Segment Start: Source information

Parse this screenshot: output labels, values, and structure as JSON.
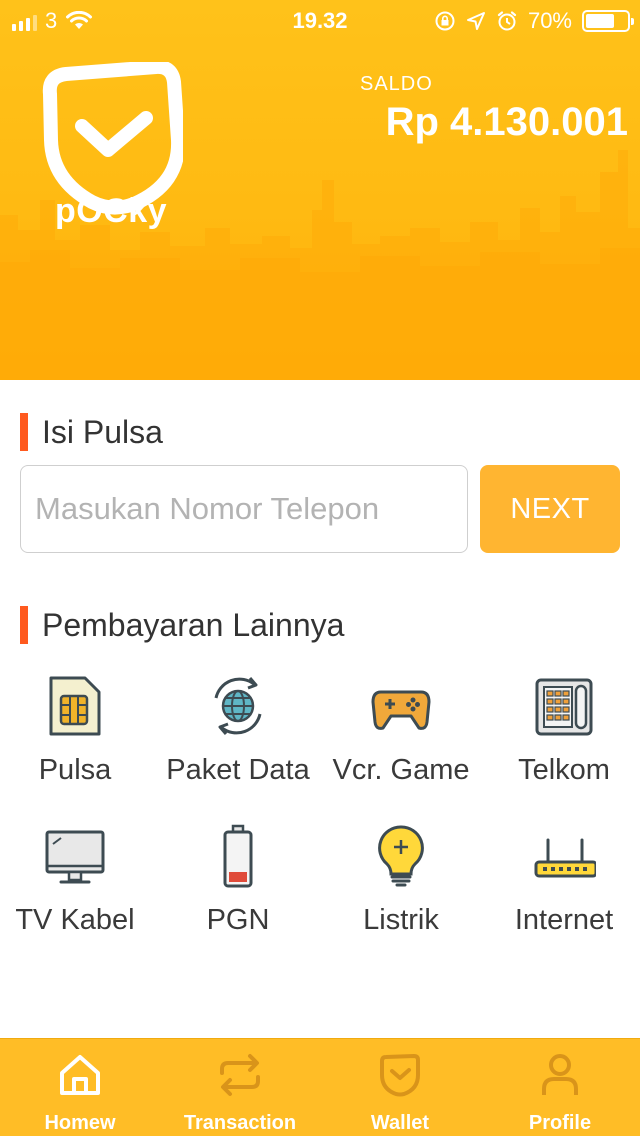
{
  "status_bar": {
    "carrier": "3",
    "time": "19.32",
    "battery_text": "70%",
    "battery_level": 0.7,
    "icons": [
      "signal-icon",
      "wifi-icon",
      "lock-rotation-icon",
      "location-icon",
      "alarm-icon",
      "battery-icon"
    ]
  },
  "header": {
    "brand": "pOCky",
    "saldo_label": "SALDO",
    "saldo_amount": "Rp 4.130.001"
  },
  "isi_pulsa": {
    "title": "Isi Pulsa",
    "placeholder": "Masukan Nomor Telepon",
    "value": "",
    "next_label": "NEXT"
  },
  "pembayaran": {
    "title": "Pembayaran Lainnya",
    "items": [
      {
        "label": "Pulsa",
        "icon": "sim-card-icon"
      },
      {
        "label": "Paket Data",
        "icon": "globe-sync-icon"
      },
      {
        "label": "Vcr. Game",
        "icon": "gamepad-icon"
      },
      {
        "label": "Telkom",
        "icon": "telephone-icon"
      },
      {
        "label": "TV Kabel",
        "icon": "monitor-icon"
      },
      {
        "label": "PGN",
        "icon": "battery-low-icon"
      },
      {
        "label": "Listrik",
        "icon": "lightbulb-icon"
      },
      {
        "label": "Internet",
        "icon": "router-icon"
      }
    ]
  },
  "bottom_nav": {
    "items": [
      {
        "label": "Homew",
        "icon": "home-icon",
        "active": true
      },
      {
        "label": "Transaction",
        "icon": "transfer-icon",
        "active": false
      },
      {
        "label": "Wallet",
        "icon": "wallet-icon",
        "active": false
      },
      {
        "label": "Profile",
        "icon": "user-icon",
        "active": false
      }
    ]
  },
  "colors": {
    "header_yellow": "#ffbd1a",
    "accent_orange": "#ff5a1f",
    "next_button": "#ffb531",
    "nav_bar": "#ffbd26",
    "nav_icon_inactive": "#d9941a"
  }
}
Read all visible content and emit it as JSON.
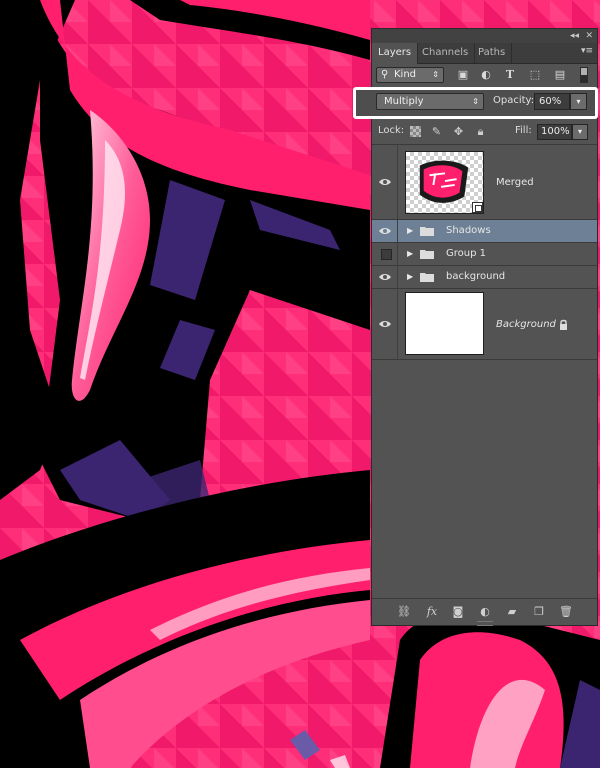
{
  "panel": {
    "tabs": [
      {
        "label": "Layers",
        "active": true
      },
      {
        "label": "Channels",
        "active": false
      },
      {
        "label": "Paths",
        "active": false
      }
    ],
    "filter": {
      "kind_label": "Kind",
      "icons": [
        "image-filter-icon",
        "adjustment-filter-icon",
        "type-filter-icon",
        "shape-filter-icon",
        "smart-object-filter-icon",
        "filter-toggle-icon"
      ]
    },
    "blend": {
      "mode": "Multiply",
      "opacity_label": "Opacity:",
      "opacity_value": "60%"
    },
    "lock": {
      "label": "Lock:",
      "icons": [
        "lock-transparent-icon",
        "lock-image-icon",
        "lock-position-icon",
        "lock-all-icon"
      ],
      "fill_label": "Fill:",
      "fill_value": "100%"
    },
    "layers": [
      {
        "name": "Merged",
        "type": "smart-object",
        "visible": true,
        "selected": false
      },
      {
        "name": "Shadows",
        "type": "group",
        "visible": true,
        "selected": true
      },
      {
        "name": "Group 1",
        "type": "group",
        "visible": false,
        "selected": false
      },
      {
        "name": "background",
        "type": "group",
        "visible": true,
        "selected": false
      },
      {
        "name": "Background",
        "type": "background",
        "visible": true,
        "selected": false,
        "locked": true
      }
    ],
    "footer_icons": [
      "link-layers-icon",
      "fx-icon",
      "add-mask-icon",
      "adjustment-layer-icon",
      "new-group-icon",
      "new-layer-icon",
      "delete-icon"
    ]
  },
  "colors": {
    "artwork_pink": "#ff1f6d",
    "artwork_purple": "#3c2570",
    "selected_layer": "#6d8095",
    "panel_bg": "#535353"
  }
}
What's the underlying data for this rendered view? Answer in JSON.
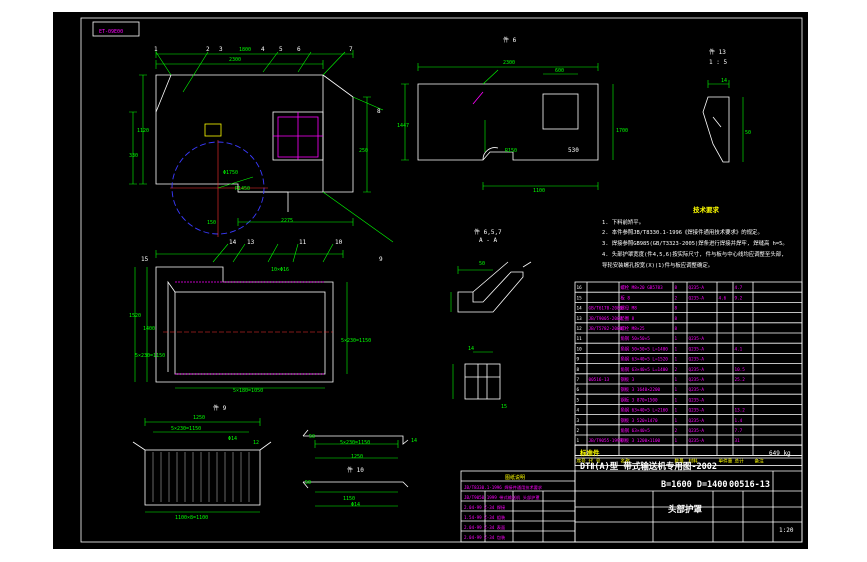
{
  "drawing": {
    "code_box": "ET-09E00",
    "frame_title": "DTⅡ(A)型  带式输送机专用图-2002",
    "spec": "B=1600  D=1400",
    "drawing_no": "00516-13",
    "part_name": "头部护罩",
    "scale": "1:20",
    "weight": "649 kg"
  },
  "views": {
    "view_a": "件 6",
    "view_b": "件 13",
    "view_b_scale": "1 : 5",
    "section_aa": "A - A",
    "section_aa_scale": "件 6,5,7",
    "view_8": "件 8",
    "view_10": "件 10",
    "view_9": "件 9",
    "view_11": "件 11"
  },
  "notes": {
    "title": "技术要求",
    "items": [
      "1. 下料前矫平。",
      "2. 本件参照JB/T8330.1-1996《焊接件通用技术要求》的规定。",
      "3. 焊接参照GB985(GB/T3323-2005)焊条进行焊接并焊牢, 焊缝高 h=5。",
      "4. 头部护罩宽度(件4,5,6)按实际尺寸, 件与板与中心线均应调整至头部,",
      "   导轮安装螺孔按宽(X)(1)件与板应调整确定。"
    ]
  },
  "labels": {
    "balloons": [
      "1",
      "2",
      "3",
      "4",
      "5",
      "6",
      "7",
      "8",
      "9",
      "10",
      "11",
      "12",
      "13",
      "14",
      "15",
      "16"
    ],
    "dims_main": [
      "2300",
      "1800",
      "1100",
      "1120",
      "330",
      "250",
      "170",
      "1250",
      "1520",
      "Φ1750",
      "R1450",
      "150",
      "2275",
      "1760",
      "470",
      "1350"
    ],
    "dims_view6": [
      "2300",
      "600",
      "1447",
      "1700",
      "1100",
      "700",
      "530",
      "720",
      "R150"
    ],
    "dims_plan": [
      "1400",
      "1520",
      "5×230=1150",
      "5×180=1050",
      "5×230=1150",
      "850",
      "1620",
      "M2",
      "M8",
      "10×Φ16"
    ],
    "dims_small": [
      "1250",
      "5×230=1150",
      "1100×8=1100",
      "1250",
      "5×230=1150",
      "1150",
      "14",
      "Φ14",
      "15",
      "50",
      "12"
    ]
  },
  "bom": {
    "header": [
      "序号",
      "代  号",
      "名称",
      "数量",
      "材料",
      "单件重",
      "总计",
      "备注"
    ],
    "rows": [
      [
        "16",
        "",
        "螺栓 M8×20 GB5783",
        "8",
        "Q235-A",
        "",
        "4.7",
        ""
      ],
      [
        "15",
        "",
        "板 8",
        "2",
        "Q235-A",
        "4.6",
        "9.2",
        ""
      ],
      [
        "14",
        "GB/T6170-2000",
        "螺母 M8",
        "8",
        "",
        "",
        "",
        ""
      ],
      [
        "13",
        "JB/T9005-2000",
        "垫圈 8",
        "8",
        "",
        "",
        "",
        ""
      ],
      [
        "12",
        "JB/T5782-2000",
        "螺栓 M8×25",
        "8",
        "",
        "",
        "",
        ""
      ],
      [
        "11",
        "",
        "角钢 50×50×5",
        "1",
        "Q235-A",
        "",
        "",
        ""
      ],
      [
        "10",
        "",
        "角钢 50×50×5 L=1400",
        "1",
        "Q235-A",
        "",
        "4.1",
        ""
      ],
      [
        "9",
        "",
        "角钢 63×40×5 L=1520",
        "1",
        "Q235-A",
        "",
        "",
        ""
      ],
      [
        "8",
        "",
        "角钢 63×40×5 L=1400",
        "2",
        "Q235-A",
        "",
        "10.5",
        ""
      ],
      [
        "7",
        "00516-13",
        "钢板 3",
        "1",
        "Q235-A",
        "",
        "25.2",
        ""
      ],
      [
        "6",
        "",
        "钢板 3 1640×2200",
        "1",
        "Q235-A",
        "",
        "",
        ""
      ],
      [
        "5",
        "",
        "钢板 3 870×1500",
        "1",
        "Q235-A",
        "",
        "",
        ""
      ],
      [
        "4",
        "",
        "角钢 63×40×5 L=2160",
        "1",
        "Q235-A",
        "",
        "13.2",
        ""
      ],
      [
        "3",
        "",
        "钢板 3 520×1470",
        "1",
        "Q235-A",
        "",
        "1.4",
        ""
      ],
      [
        "2",
        "",
        "角钢 63×40×5",
        "2",
        "Q235-A",
        "",
        "7.7",
        ""
      ],
      [
        "1",
        "JB/T9055-1999",
        "钢板 3 1200×1100",
        "1",
        "Q235-A",
        "",
        "31",
        ""
      ]
    ],
    "footer_left": "标准件",
    "footer_total": "649 kg"
  },
  "revision_table": {
    "title": "图纸说明",
    "rows": [
      "JB/T8330.1-1996 焊接件通用技术要求",
      "JB/T9050-1999 带式输送机 头部护罩",
      "2.04-99 Z-34 焊接",
      "1.54-99 Z-34 组装",
      "2.04-99 Z-34 表面",
      "2.04-99 Z-34 包装"
    ]
  }
}
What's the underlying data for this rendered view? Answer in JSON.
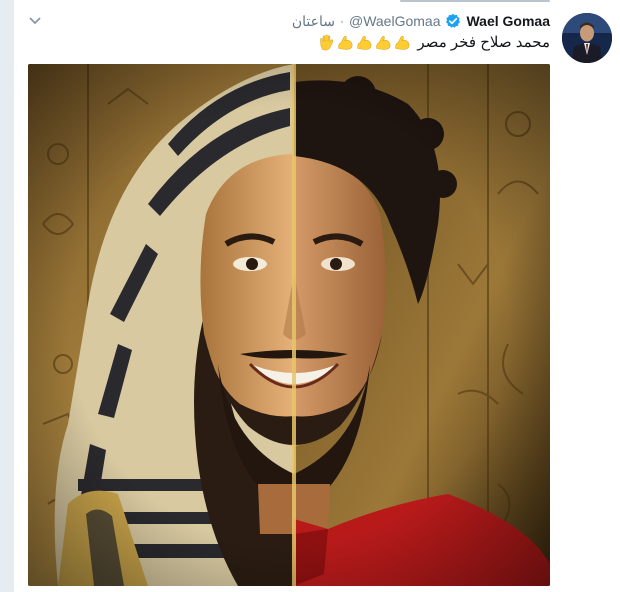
{
  "tweet": {
    "author_name": "Wael Gomaa",
    "handle": "@WaelGomaa",
    "time_ago": "ساعتان",
    "text": "محمد صلاح فخر مصر",
    "emojis": [
      "flexed-biceps",
      "flexed-biceps",
      "flexed-biceps",
      "flexed-biceps",
      "raised-hand"
    ],
    "verified": true
  },
  "icons": {
    "caret": "chevron-down-icon",
    "verified": "verified-badge-icon"
  },
  "colors": {
    "name": "#14171a",
    "meta": "#657786",
    "verified": "#1da1f2",
    "emoji": "#ffcc33"
  }
}
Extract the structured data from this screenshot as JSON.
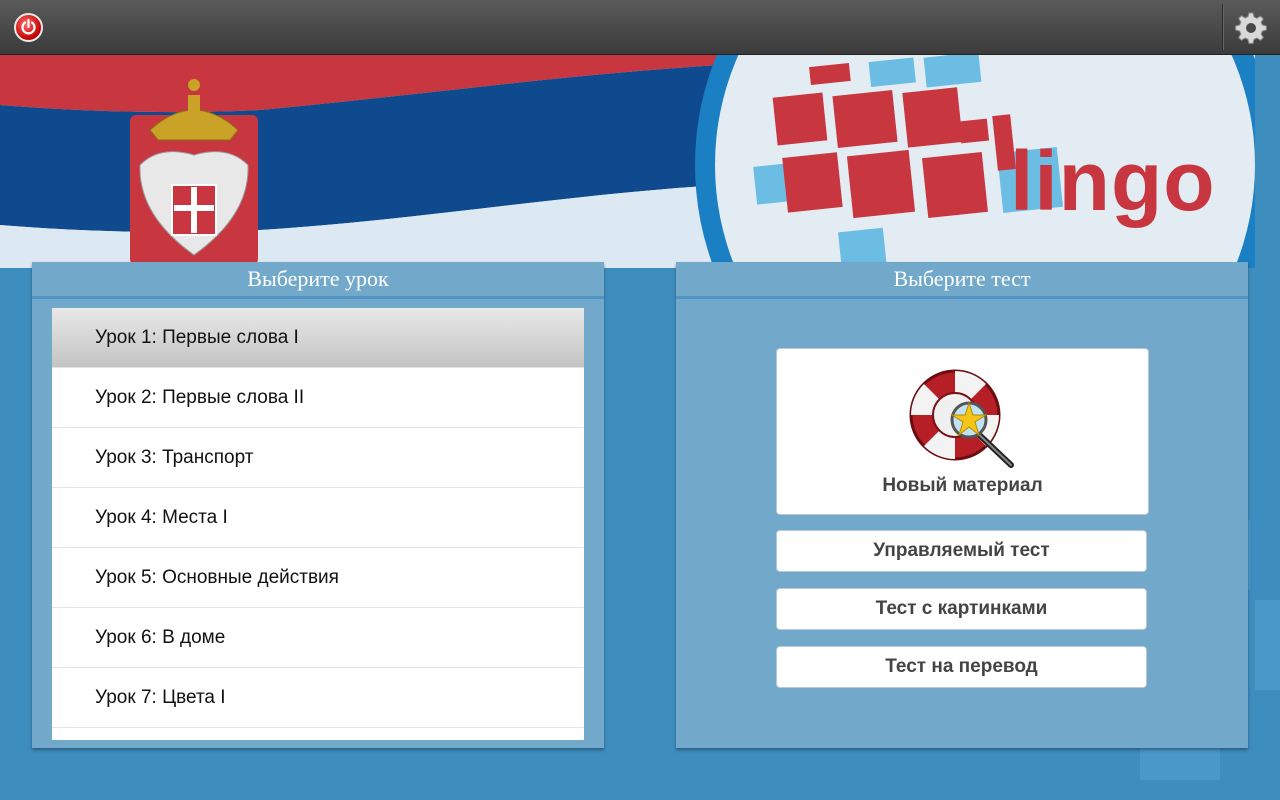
{
  "topbar": {
    "power_icon": "power-icon",
    "settings_icon": "gear-icon"
  },
  "banner": {
    "logo_text": "lingo",
    "colors": {
      "red": "#c8363f",
      "blue": "#0f4a8f",
      "light_blue": "#6bbde4"
    }
  },
  "lessons": {
    "title": "Выберите урок",
    "items": [
      "Урок 1: Первые слова I",
      "Урок 2: Первые слова II",
      "Урок 3: Транспорт",
      "Урок 4: Места I",
      "Урок 5: Основные действия",
      "Урок 6: В доме",
      "Урок 7: Цвета I"
    ],
    "selected_index": 0
  },
  "tests": {
    "title": "Выберите тест",
    "new_material": {
      "label": "Новый материал",
      "icon": "lifebuoy-star-magnifier-icon"
    },
    "guided": "Управляемый тест",
    "pictures": "Тест с картинками",
    "translation": "Тест на перевод"
  }
}
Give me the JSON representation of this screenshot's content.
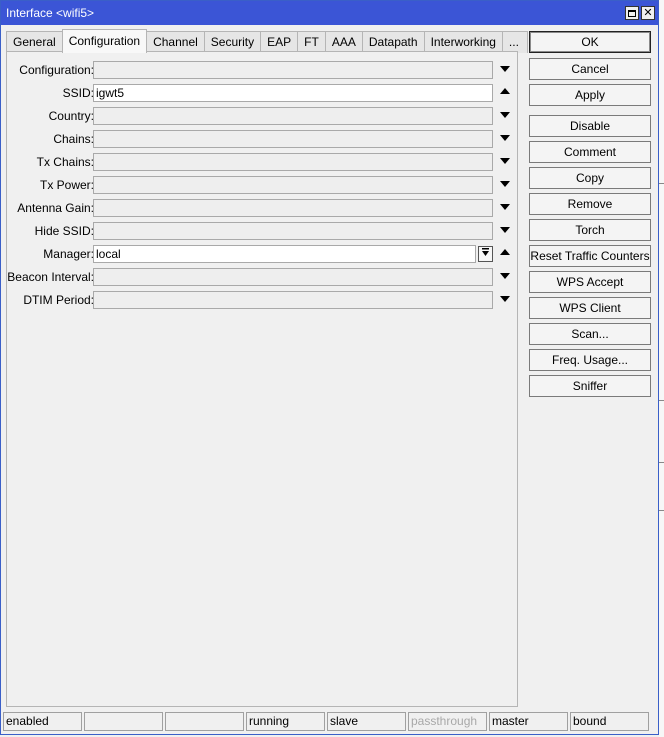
{
  "window": {
    "title": "Interface <wifi5>"
  },
  "tabs": [
    {
      "label": "General",
      "active": false
    },
    {
      "label": "Configuration",
      "active": true
    },
    {
      "label": "Channel",
      "active": false
    },
    {
      "label": "Security",
      "active": false
    },
    {
      "label": "EAP",
      "active": false
    },
    {
      "label": "FT",
      "active": false
    },
    {
      "label": "AAA",
      "active": false
    },
    {
      "label": "Datapath",
      "active": false
    },
    {
      "label": "Interworking",
      "active": false
    },
    {
      "label": "...",
      "active": false
    }
  ],
  "fields": [
    {
      "label": "Configuration:",
      "value": "",
      "arrow": "down"
    },
    {
      "label": "SSID:",
      "value": "igwt5",
      "arrow": "up"
    },
    {
      "label": "Country:",
      "value": "",
      "arrow": "down"
    },
    {
      "label": "Chains:",
      "value": "",
      "arrow": "down"
    },
    {
      "label": "Tx Chains:",
      "value": "",
      "arrow": "down"
    },
    {
      "label": "Tx Power:",
      "value": "",
      "arrow": "down"
    },
    {
      "label": "Antenna Gain:",
      "value": "",
      "arrow": "down"
    },
    {
      "label": "Hide SSID:",
      "value": "",
      "arrow": "down"
    },
    {
      "label": "Manager:",
      "value": "local",
      "arrow": "up"
    },
    {
      "label": "Beacon Interval:",
      "value": "",
      "arrow": "down"
    },
    {
      "label": "DTIM Period:",
      "value": "",
      "arrow": "down"
    }
  ],
  "manager_dropdown_icon": "dropdown-icon",
  "buttons": [
    {
      "label": "OK"
    },
    {
      "label": "Cancel"
    },
    {
      "label": "Apply"
    },
    {
      "label": "Disable"
    },
    {
      "label": "Comment"
    },
    {
      "label": "Copy"
    },
    {
      "label": "Remove"
    },
    {
      "label": "Torch"
    },
    {
      "label": "Reset Traffic Counters"
    },
    {
      "label": "WPS Accept"
    },
    {
      "label": "WPS Client"
    },
    {
      "label": "Scan..."
    },
    {
      "label": "Freq. Usage..."
    },
    {
      "label": "Sniffer"
    }
  ],
  "status": [
    {
      "text": "enabled",
      "dim": false
    },
    {
      "text": "",
      "dim": false
    },
    {
      "text": "",
      "dim": false
    },
    {
      "text": "running",
      "dim": false
    },
    {
      "text": "slave",
      "dim": false
    },
    {
      "text": "passthrough",
      "dim": true
    },
    {
      "text": "master",
      "dim": false
    },
    {
      "text": "bound",
      "dim": false
    }
  ],
  "colors": {
    "titlebar": "#3b55d6",
    "window_bg": "#f0f0f0"
  }
}
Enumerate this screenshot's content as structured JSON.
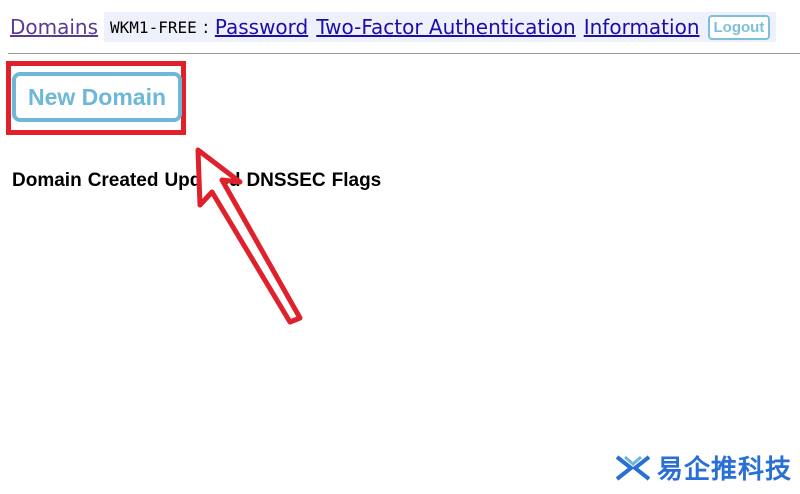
{
  "nav": {
    "domains_label": "Domains",
    "username": "WKM1-FREE",
    "separator": ":",
    "password_label": "Password",
    "twofa_label": "Two-Factor Authentication",
    "information_label": "Information",
    "logout_label": "Logout"
  },
  "main": {
    "new_domain_label": "New Domain",
    "table_headers": [
      "Domain",
      "Created",
      "Updated",
      "DNSSEC",
      "Flags"
    ]
  },
  "watermark": {
    "text": "易企推科技",
    "logo_icon": "xx-logo-icon"
  },
  "colors": {
    "annotation_red": "#e0202a",
    "button_blue": "#6db8d8",
    "link_purple": "#5b3a91",
    "link_blue": "#1a0dab"
  }
}
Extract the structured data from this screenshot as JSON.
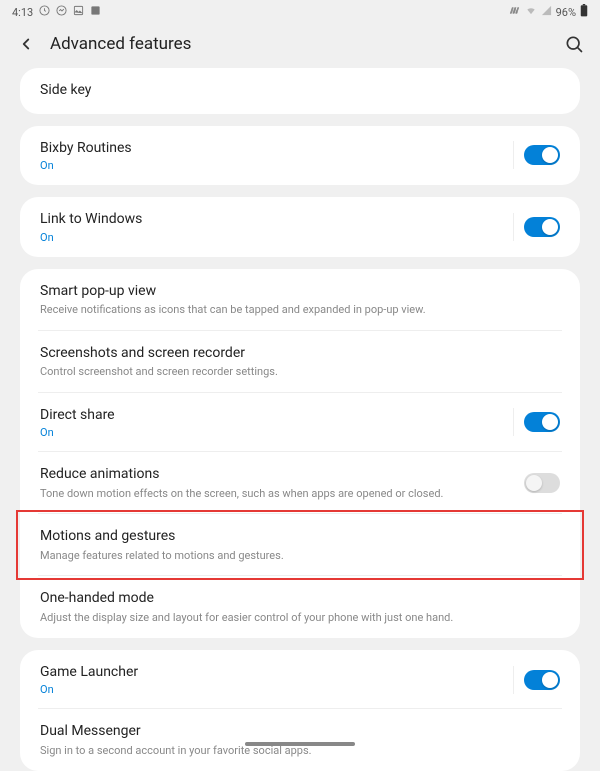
{
  "status_bar": {
    "time": "4:13",
    "battery": "96%"
  },
  "header": {
    "title": "Advanced features"
  },
  "groups": [
    {
      "items": [
        {
          "title": "Side key"
        }
      ]
    },
    {
      "items": [
        {
          "title": "Bixby Routines",
          "status": "On",
          "toggle": "on",
          "toggle_divider": true
        }
      ]
    },
    {
      "items": [
        {
          "title": "Link to Windows",
          "status": "On",
          "toggle": "on",
          "toggle_divider": true
        }
      ]
    },
    {
      "items": [
        {
          "title": "Smart pop-up view",
          "sub": "Receive notifications as icons that can be tapped and expanded in pop-up view.",
          "divider": true
        },
        {
          "title": "Screenshots and screen recorder",
          "sub": "Control screenshot and screen recorder settings.",
          "divider": true
        },
        {
          "title": "Direct share",
          "status": "On",
          "toggle": "on",
          "toggle_divider": true,
          "divider": true
        },
        {
          "title": "Reduce animations",
          "sub": "Tone down motion effects on the screen, such as when apps are opened or closed.",
          "toggle": "off",
          "divider": true
        },
        {
          "title": "Motions and gestures",
          "sub": "Manage features related to motions and gestures.",
          "divider": true,
          "highlight": true
        },
        {
          "title": "One-handed mode",
          "sub": "Adjust the display size and layout for easier control of your phone with just one hand."
        }
      ]
    },
    {
      "items": [
        {
          "title": "Game Launcher",
          "status": "On",
          "toggle": "on",
          "toggle_divider": true,
          "divider": true
        },
        {
          "title": "Dual Messenger",
          "sub": "Sign in to a second account in your favorite social apps."
        }
      ]
    }
  ]
}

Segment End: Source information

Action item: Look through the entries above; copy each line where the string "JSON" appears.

Worked solution:
Parse this screenshot: output labels, values, and structure as JSON.
Read all visible content and emit it as JSON.
What's the underlying data for this rendered view? Answer in JSON.
What's the underlying data for this rendered view? Answer in JSON.
Extract the structured data from this screenshot as JSON.
Give me the JSON representation of this screenshot's content.
Enumerate this screenshot's content as structured JSON.
Extract the structured data from this screenshot as JSON.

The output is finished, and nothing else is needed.